(Data records for software interfaces):
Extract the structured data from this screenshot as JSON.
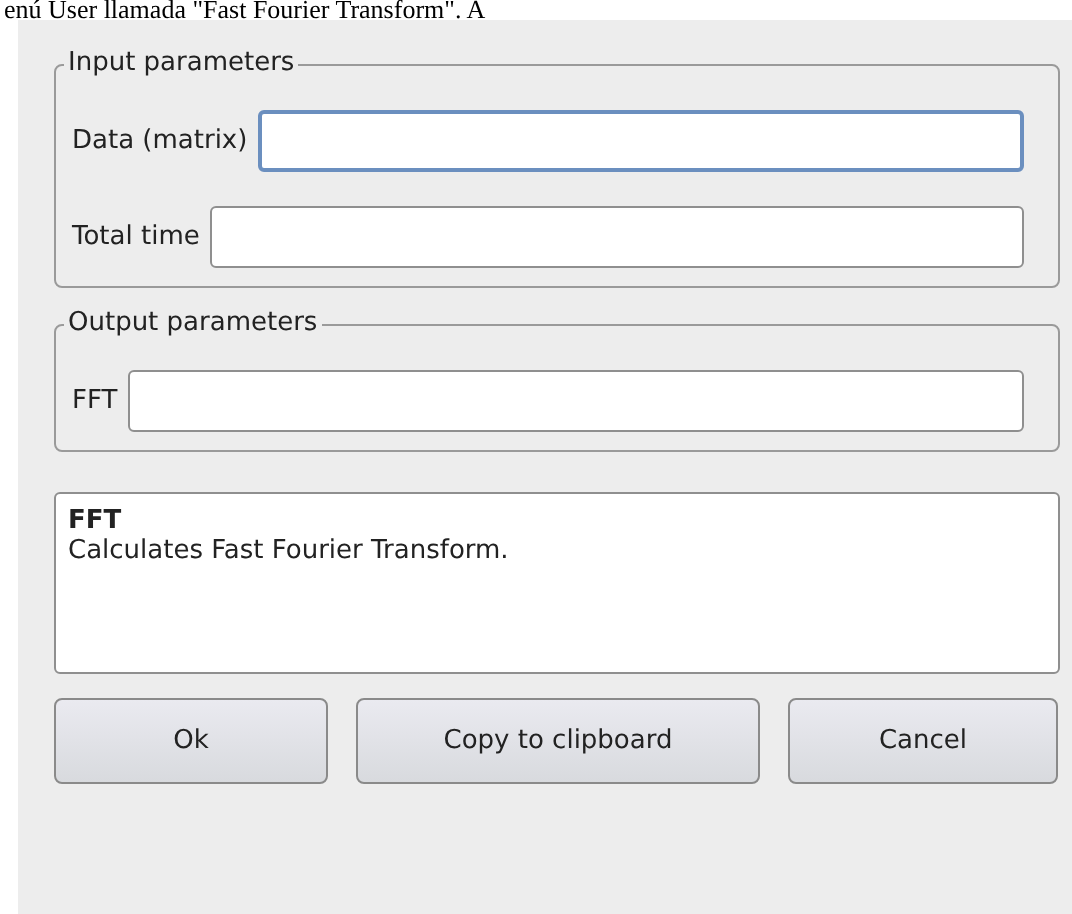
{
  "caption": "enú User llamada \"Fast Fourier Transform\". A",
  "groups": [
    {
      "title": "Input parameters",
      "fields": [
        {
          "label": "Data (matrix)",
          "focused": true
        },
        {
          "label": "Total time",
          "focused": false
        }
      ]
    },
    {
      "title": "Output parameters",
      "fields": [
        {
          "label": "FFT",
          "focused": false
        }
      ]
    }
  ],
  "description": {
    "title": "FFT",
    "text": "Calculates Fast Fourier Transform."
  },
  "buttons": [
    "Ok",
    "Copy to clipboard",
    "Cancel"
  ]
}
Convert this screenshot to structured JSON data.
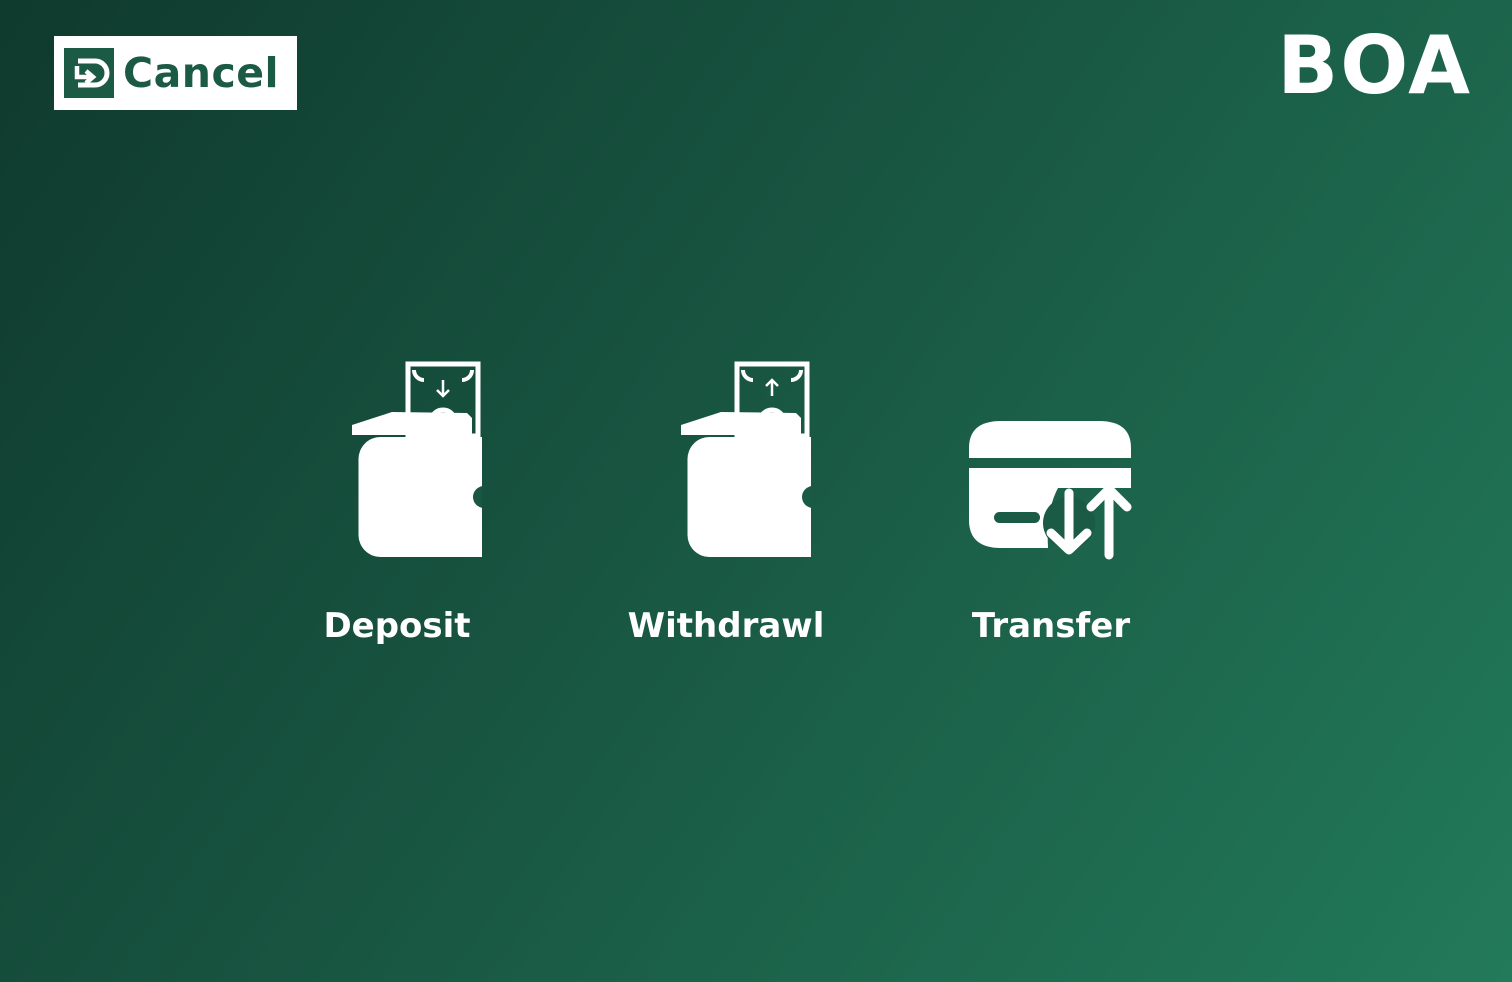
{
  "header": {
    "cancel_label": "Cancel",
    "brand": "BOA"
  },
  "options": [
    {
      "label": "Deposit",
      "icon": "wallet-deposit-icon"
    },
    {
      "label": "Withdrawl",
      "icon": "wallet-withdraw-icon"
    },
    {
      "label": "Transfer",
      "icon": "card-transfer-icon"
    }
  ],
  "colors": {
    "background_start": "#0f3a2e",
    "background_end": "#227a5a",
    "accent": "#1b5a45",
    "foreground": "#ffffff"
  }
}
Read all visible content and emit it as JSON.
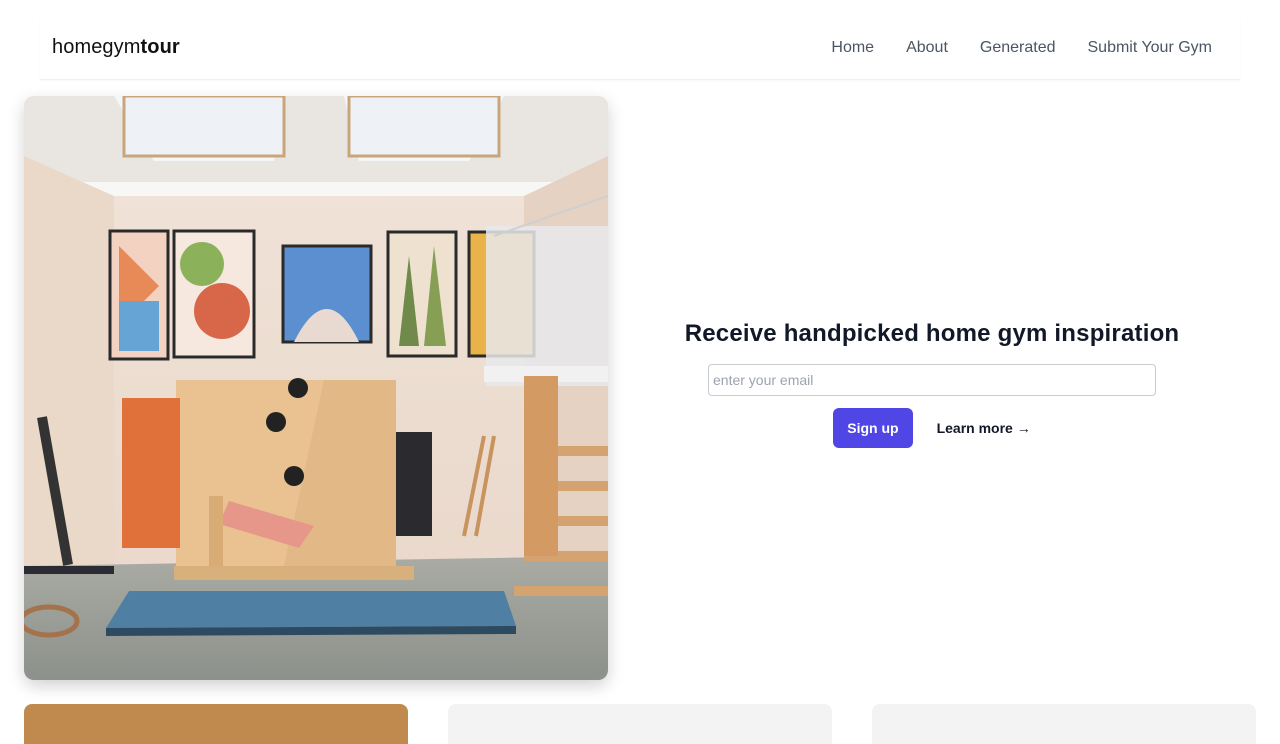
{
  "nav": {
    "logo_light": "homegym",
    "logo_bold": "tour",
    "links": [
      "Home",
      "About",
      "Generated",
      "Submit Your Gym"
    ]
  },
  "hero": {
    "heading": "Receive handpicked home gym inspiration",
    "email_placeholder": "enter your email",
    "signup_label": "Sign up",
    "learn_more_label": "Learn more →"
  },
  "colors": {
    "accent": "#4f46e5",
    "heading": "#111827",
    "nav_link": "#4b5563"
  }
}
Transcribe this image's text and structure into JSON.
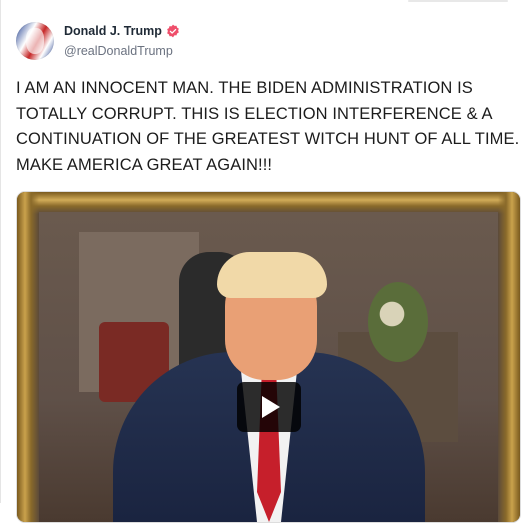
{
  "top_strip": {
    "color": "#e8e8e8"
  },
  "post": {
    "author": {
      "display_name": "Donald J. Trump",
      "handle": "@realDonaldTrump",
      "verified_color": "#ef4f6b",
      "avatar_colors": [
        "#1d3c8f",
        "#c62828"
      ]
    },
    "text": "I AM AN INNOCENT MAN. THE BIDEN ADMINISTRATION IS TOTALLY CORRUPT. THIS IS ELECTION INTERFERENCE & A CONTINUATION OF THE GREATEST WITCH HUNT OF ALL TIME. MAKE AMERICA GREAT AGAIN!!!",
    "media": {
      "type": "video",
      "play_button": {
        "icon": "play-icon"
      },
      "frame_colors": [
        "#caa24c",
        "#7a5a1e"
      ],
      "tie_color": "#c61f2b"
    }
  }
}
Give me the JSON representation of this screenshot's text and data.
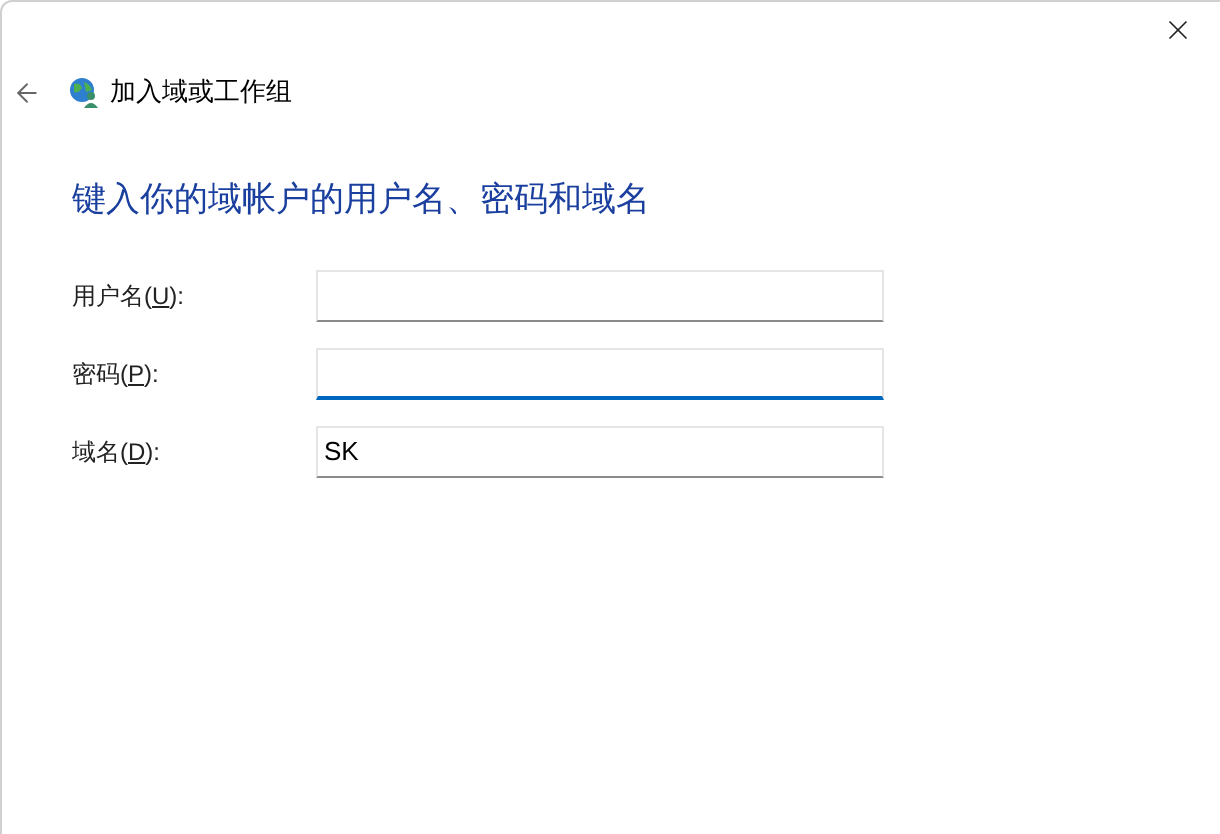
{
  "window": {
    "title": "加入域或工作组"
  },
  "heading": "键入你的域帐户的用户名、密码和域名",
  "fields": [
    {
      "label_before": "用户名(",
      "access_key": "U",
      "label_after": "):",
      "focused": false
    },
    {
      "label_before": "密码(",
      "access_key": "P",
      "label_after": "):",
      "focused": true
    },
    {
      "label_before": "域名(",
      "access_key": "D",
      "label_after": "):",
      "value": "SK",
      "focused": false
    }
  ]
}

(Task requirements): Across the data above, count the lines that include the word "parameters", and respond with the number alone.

(Answer space): 2